Problem statement: Copy out each line of the data that contains "this".

Material to process:

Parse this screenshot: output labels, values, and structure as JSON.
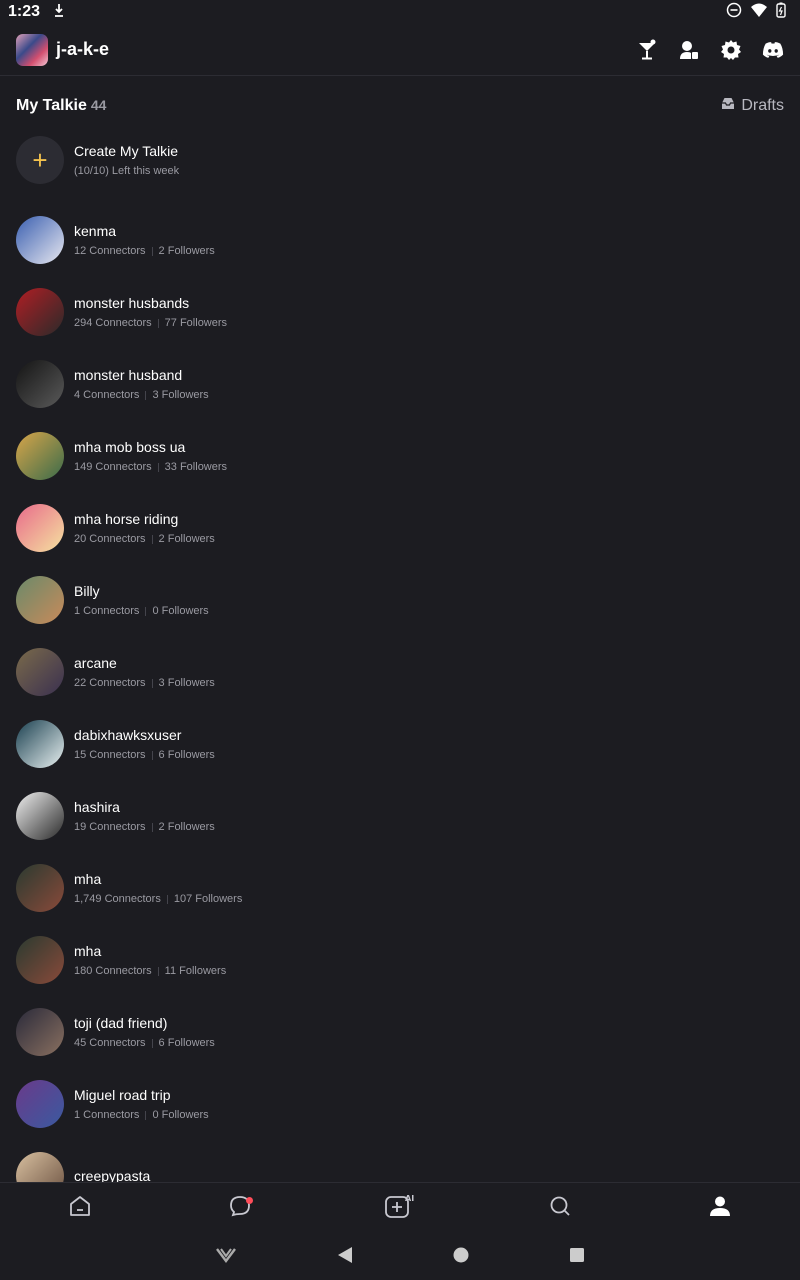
{
  "status": {
    "time": "1:23"
  },
  "header": {
    "username": "j-a-k-e"
  },
  "section": {
    "title": "My Talkie",
    "count": "44",
    "drafts_label": "Drafts"
  },
  "create": {
    "label": "Create My Talkie",
    "sub": "(10/10) Left this week"
  },
  "talkies": [
    {
      "name": "kenma",
      "connectors": "12 Connectors",
      "followers": "2 Followers",
      "color": "#3a5fb0",
      "color2": "#e8e8f0"
    },
    {
      "name": "monster husbands",
      "connectors": "294 Connectors",
      "followers": "77 Followers",
      "color": "#b01e24",
      "color2": "#2a2a2a"
    },
    {
      "name": "monster husband",
      "connectors": "4 Connectors",
      "followers": "3 Followers",
      "color": "#141414",
      "color2": "#5a5a5a"
    },
    {
      "name": "mha mob boss ua",
      "connectors": "149 Connectors",
      "followers": "33 Followers",
      "color": "#d9a64a",
      "color2": "#3a6b4a"
    },
    {
      "name": "mha horse riding",
      "connectors": "20 Connectors",
      "followers": "2 Followers",
      "color": "#e86a8a",
      "color2": "#f5e2a0"
    },
    {
      "name": "Billy",
      "connectors": "1 Connectors",
      "followers": "0 Followers",
      "color": "#6a8a6a",
      "color2": "#c88a5a"
    },
    {
      "name": "arcane",
      "connectors": "22 Connectors",
      "followers": "3 Followers",
      "color": "#7a6a4a",
      "color2": "#3a3050"
    },
    {
      "name": "dabixhawksxuser",
      "connectors": "15 Connectors",
      "followers": "6 Followers",
      "color": "#1a4050",
      "color2": "#e8f0f0"
    },
    {
      "name": "hashira",
      "connectors": "19 Connectors",
      "followers": "2 Followers",
      "color": "#f0f0f0",
      "color2": "#2a2a2a"
    },
    {
      "name": "mha",
      "connectors": "1,749 Connectors",
      "followers": "107 Followers",
      "color": "#2a3a30",
      "color2": "#8a4a3a"
    },
    {
      "name": "mha",
      "connectors": "180 Connectors",
      "followers": "11 Followers",
      "color": "#2a3a30",
      "color2": "#8a4a3a"
    },
    {
      "name": "toji (dad friend)",
      "connectors": "45 Connectors",
      "followers": "6 Followers",
      "color": "#2a2a3a",
      "color2": "#8a7060"
    },
    {
      "name": "Miguel road trip",
      "connectors": "1 Connectors",
      "followers": "0 Followers",
      "color": "#6a3a8a",
      "color2": "#3a5aa0"
    },
    {
      "name": "creepypasta",
      "connectors": "",
      "followers": "",
      "color": "#d8c0a0",
      "color2": "#6a5040"
    }
  ],
  "nav": {
    "active": "profile",
    "chat_has_badge": true,
    "accent": "#ff4d5a"
  }
}
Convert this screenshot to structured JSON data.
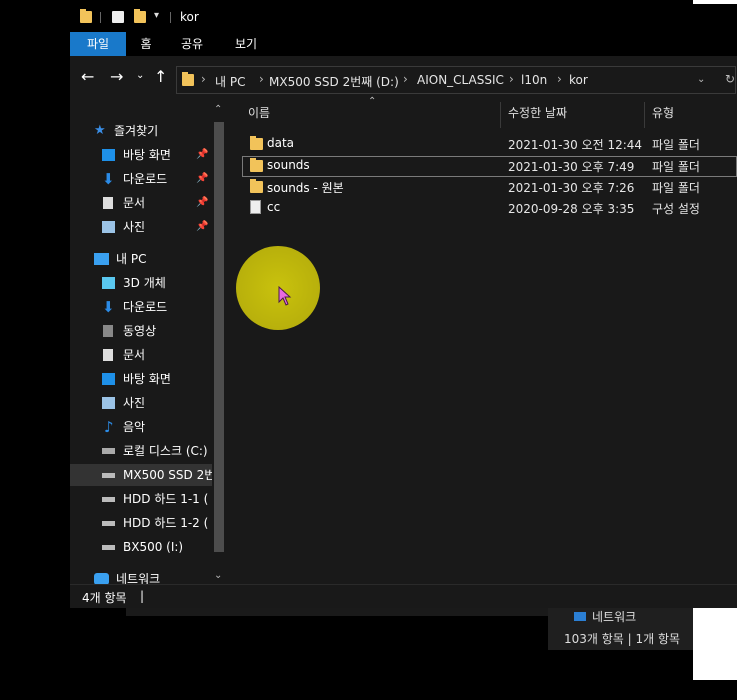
{
  "window": {
    "title": "kor",
    "ribbon_tabs": [
      {
        "label": "파일",
        "active": true
      },
      {
        "label": "홈",
        "active": false
      },
      {
        "label": "공유",
        "active": false
      },
      {
        "label": "보기",
        "active": false
      }
    ]
  },
  "address": {
    "crumbs": [
      "내 PC",
      "MX500 SSD 2번째 (D:)",
      "AION_CLASSIC",
      "l10n",
      "kor"
    ]
  },
  "sidebar": {
    "items": [
      {
        "label": "즐겨찾기",
        "icon": "star-icon",
        "pinned": false
      },
      {
        "label": "바탕 화면",
        "icon": "desktop-icon",
        "pinned": true
      },
      {
        "label": "다운로드",
        "icon": "download-icon",
        "pinned": true
      },
      {
        "label": "문서",
        "icon": "document-icon",
        "pinned": true
      },
      {
        "label": "사진",
        "icon": "pictures-icon",
        "pinned": true
      },
      {
        "label": "내 PC",
        "icon": "pc-icon",
        "pinned": false
      },
      {
        "label": "3D 개체",
        "icon": "3d-objects-icon",
        "pinned": false
      },
      {
        "label": "다운로드",
        "icon": "download-icon",
        "pinned": false
      },
      {
        "label": "동영상",
        "icon": "video-icon",
        "pinned": false
      },
      {
        "label": "문서",
        "icon": "document-icon",
        "pinned": false
      },
      {
        "label": "바탕 화면",
        "icon": "desktop-icon",
        "pinned": false
      },
      {
        "label": "사진",
        "icon": "pictures-icon",
        "pinned": false
      },
      {
        "label": "음악",
        "icon": "music-icon",
        "pinned": false
      },
      {
        "label": "로컬 디스크 (C:)",
        "icon": "local-disk-icon",
        "pinned": false
      },
      {
        "label": "MX500 SSD 2번",
        "icon": "drive-icon",
        "pinned": false,
        "selected": true
      },
      {
        "label": "HDD 하드 1-1 (",
        "icon": "drive-icon",
        "pinned": false
      },
      {
        "label": "HDD 하드 1-2 (",
        "icon": "drive-icon",
        "pinned": false
      },
      {
        "label": "BX500 (I:)",
        "icon": "drive-icon",
        "pinned": false
      },
      {
        "label": "네트워크",
        "icon": "network-icon",
        "pinned": false
      }
    ]
  },
  "columns": {
    "name": "이름",
    "date": "수정한 날짜",
    "type": "유형"
  },
  "files": [
    {
      "name": "data",
      "date": "2021-01-30 오전 12:44",
      "type": "파일 폴더",
      "icon": "folder-icon"
    },
    {
      "name": "sounds",
      "date": "2021-01-30 오후 7:49",
      "type": "파일 폴더",
      "icon": "folder-icon"
    },
    {
      "name": "sounds - 원본",
      "date": "2021-01-30 오후 7:26",
      "type": "파일 폴더",
      "icon": "folder-icon"
    },
    {
      "name": "cc",
      "date": "2020-09-28 오후 3:35",
      "type": "구성 설정",
      "icon": "config-file-icon"
    }
  ],
  "status": {
    "count": "4개 항목"
  },
  "background_window": {
    "nav_label": "네트워크",
    "status": "103개 항목  |  1개 항목"
  },
  "colors": {
    "accent": "#1979ca",
    "folder": "#f2c35a",
    "cursor_highlight": "#c9c20d"
  }
}
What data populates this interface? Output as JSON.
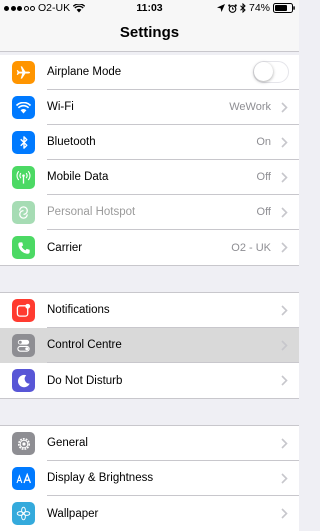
{
  "status_bar": {
    "carrier": "O2-UK",
    "time": "11:03",
    "battery": "74%"
  },
  "nav": {
    "title": "Settings"
  },
  "groups": [
    {
      "items": [
        {
          "label": "Airplane Mode",
          "icon": "airplane-icon",
          "color": "#ff9500",
          "toggle": false
        },
        {
          "label": "Wi-Fi",
          "value": "WeWork",
          "icon": "wifi-icon",
          "color": "#007aff"
        },
        {
          "label": "Bluetooth",
          "value": "On",
          "icon": "bluetooth-icon",
          "color": "#007aff"
        },
        {
          "label": "Mobile Data",
          "value": "Off",
          "icon": "antenna-icon",
          "color": "#4cd964"
        },
        {
          "label": "Personal Hotspot",
          "value": "Off",
          "icon": "hotspot-icon",
          "color": "#a6dcb4",
          "disabled": true
        },
        {
          "label": "Carrier",
          "value": "O2 - UK",
          "icon": "phone-icon",
          "color": "#4cd964"
        }
      ]
    },
    {
      "items": [
        {
          "label": "Notifications",
          "icon": "notifications-icon",
          "color": "#ff3b30"
        },
        {
          "label": "Control Centre",
          "icon": "switches-icon",
          "color": "#8e8e93",
          "highlighted": true
        },
        {
          "label": "Do Not Disturb",
          "icon": "moon-icon",
          "color": "#5856d6"
        }
      ]
    },
    {
      "items": [
        {
          "label": "General",
          "icon": "gear-icon",
          "color": "#8e8e93"
        },
        {
          "label": "Display & Brightness",
          "icon": "display-icon",
          "color": "#007aff"
        },
        {
          "label": "Wallpaper",
          "icon": "wallpaper-icon",
          "color": "#34aadc"
        }
      ]
    }
  ]
}
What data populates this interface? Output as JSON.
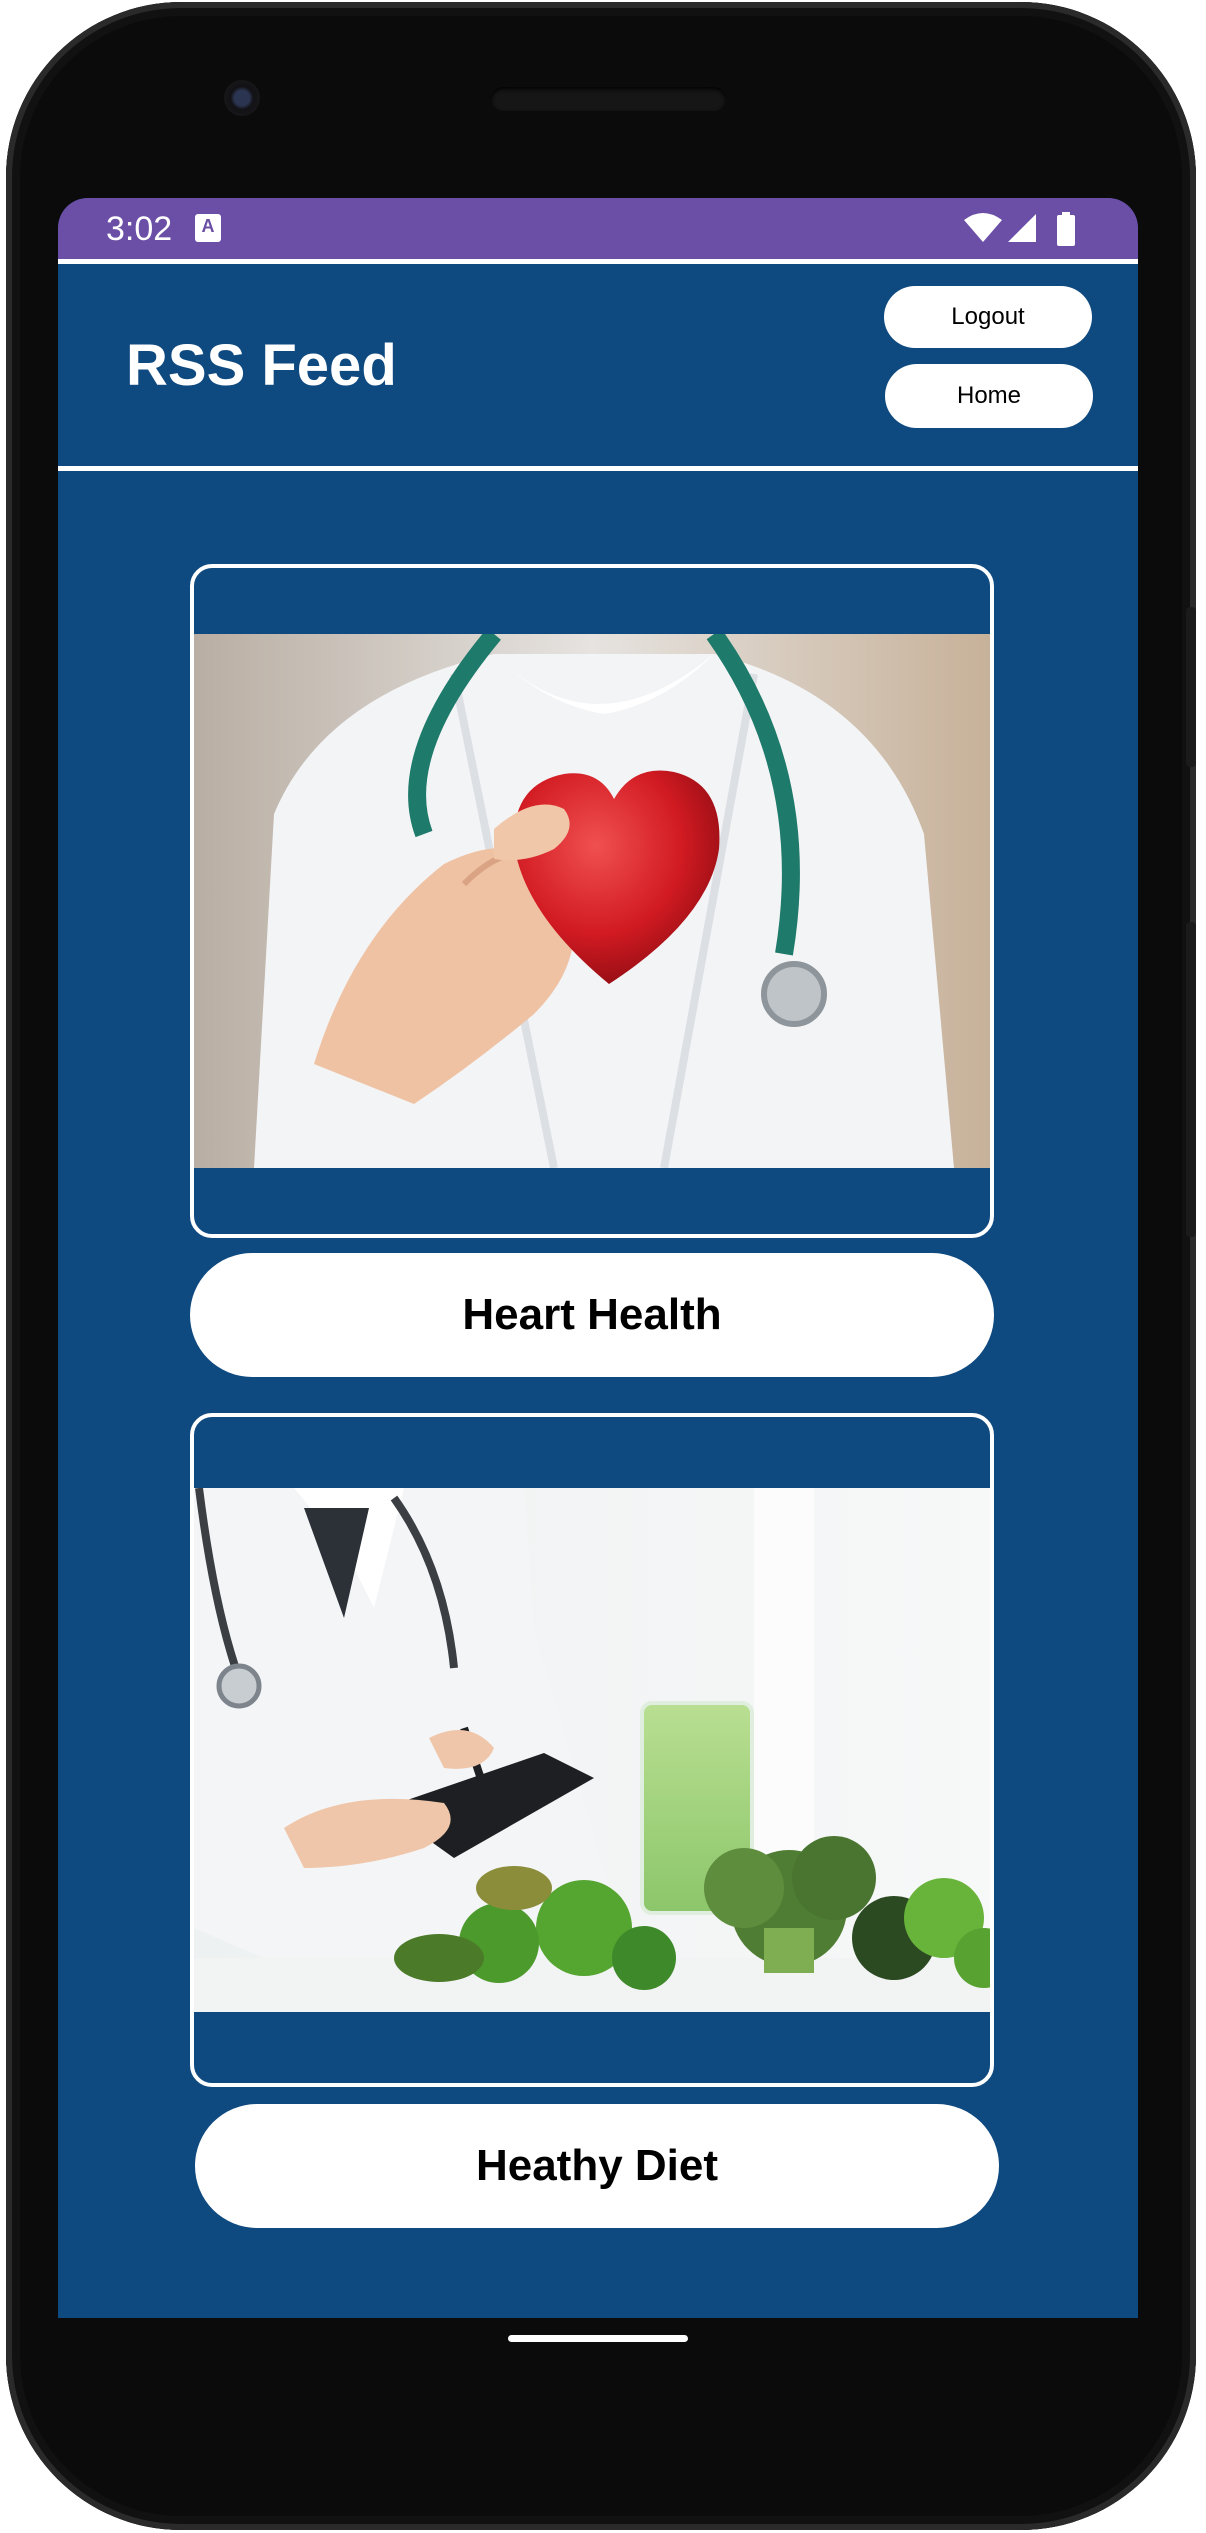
{
  "status_bar": {
    "time": "3:02",
    "keyboard_badge": "A",
    "icons": [
      "wifi-icon",
      "cell-signal-icon",
      "battery-icon"
    ]
  },
  "header": {
    "title": "RSS Feed",
    "logout_label": "Logout",
    "home_label": "Home"
  },
  "feed": {
    "items": [
      {
        "label": "Heart Health",
        "image": "doctor-holding-heart-image"
      },
      {
        "label": "Heathy Diet",
        "image": "doctor-with-vegetables-image"
      }
    ]
  },
  "colors": {
    "status_bar": "#6b4ea6",
    "background": "#0e4a80",
    "button": "#ffffff",
    "text_on_button": "#000000"
  }
}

Written reply:
Parse this screenshot: output labels, values, and structure as JSON.
    "sub": "(10/10) Left this week"
Convert this screenshot to structured JSON data.
What data populates this interface? Output as JSON.
What data populates this interface? Output as JSON.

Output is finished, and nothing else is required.